** Task details **
Check each line of the entries below for the word "title", and copy out the ones that have it.

----

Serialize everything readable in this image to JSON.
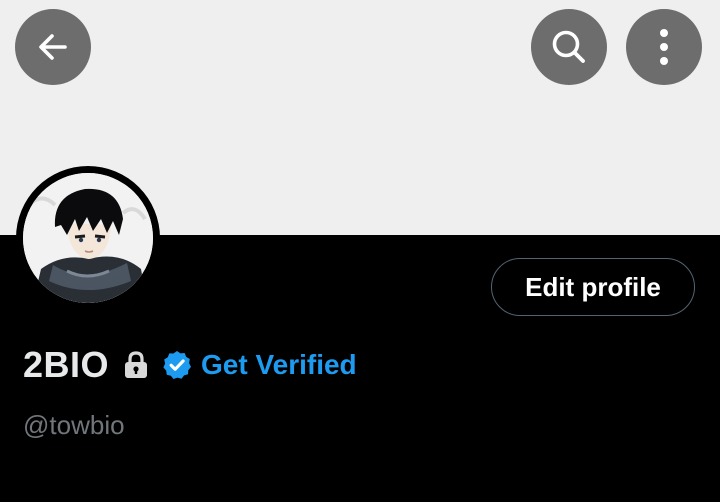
{
  "header": {
    "back_icon": "arrow-left-icon",
    "search_icon": "search-icon",
    "more_icon": "more-vertical-icon"
  },
  "profile": {
    "avatar": "anime-character-avatar",
    "display_name": "2BIO",
    "lock_icon": "lock-icon",
    "verified_badge_icon": "verified-badge-icon",
    "get_verified_label": "Get Verified",
    "handle": "@towbio",
    "edit_profile_label": "Edit profile"
  },
  "colors": {
    "banner": "#efefef",
    "background": "#000000",
    "header_button": "#6d6d6d",
    "accent": "#1d9bf0",
    "secondary_text": "#71767b",
    "button_border": "#536471"
  }
}
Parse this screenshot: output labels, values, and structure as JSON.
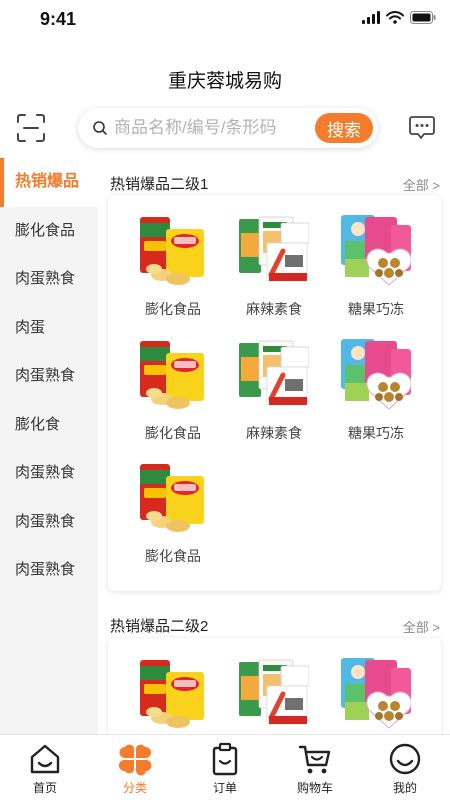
{
  "status": {
    "time": "9:41"
  },
  "header": {
    "title": "重庆蓉城易购"
  },
  "search": {
    "placeholder": "商品名称/编号/条形码",
    "button_label": "搜索"
  },
  "sidebar": {
    "items": [
      {
        "label": "热销爆品",
        "active": true
      },
      {
        "label": "膨化食品"
      },
      {
        "label": "肉蛋熟食"
      },
      {
        "label": "肉蛋"
      },
      {
        "label": "肉蛋熟食"
      },
      {
        "label": "膨化食"
      },
      {
        "label": "肉蛋熟食"
      },
      {
        "label": "肉蛋熟食"
      },
      {
        "label": "肉蛋熟食"
      }
    ]
  },
  "sections": [
    {
      "title": "热销爆品二级1",
      "more": "全部 >",
      "products": [
        {
          "name": "膨化食品",
          "icon": "chips-bag-icon"
        },
        {
          "name": "麻辣素食",
          "icon": "spicy-snack-box-icon"
        },
        {
          "name": "糖果巧冻",
          "icon": "candy-jelly-box-icon"
        },
        {
          "name": "膨化食品",
          "icon": "chips-bag-icon"
        },
        {
          "name": "麻辣素食",
          "icon": "spicy-snack-box-icon"
        },
        {
          "name": "糖果巧冻",
          "icon": "candy-jelly-box-icon"
        },
        {
          "name": "膨化食品",
          "icon": "chips-bag-icon"
        }
      ]
    },
    {
      "title": "热销爆品二级2",
      "more": "全部 >",
      "products": [
        {
          "name": "",
          "icon": "chips-bag-icon"
        },
        {
          "name": "",
          "icon": "spicy-snack-box-icon"
        },
        {
          "name": "",
          "icon": "candy-jelly-box-icon"
        }
      ]
    }
  ],
  "tabbar": {
    "items": [
      {
        "label": "首页",
        "icon": "home-icon"
      },
      {
        "label": "分类",
        "icon": "category-icon",
        "active": true
      },
      {
        "label": "订单",
        "icon": "order-clipboard-icon"
      },
      {
        "label": "购物车",
        "icon": "cart-icon"
      },
      {
        "label": "我的",
        "icon": "smiley-profile-icon"
      }
    ]
  },
  "colors": {
    "accent": "#f47c2c",
    "sidebar_bg": "#f4f4f4",
    "text": "#333333"
  }
}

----

** Written solution **
    "title": "重庆蓉城易购"
      "title": "热销爆品二级1",
      "title": "热销爆品二级2",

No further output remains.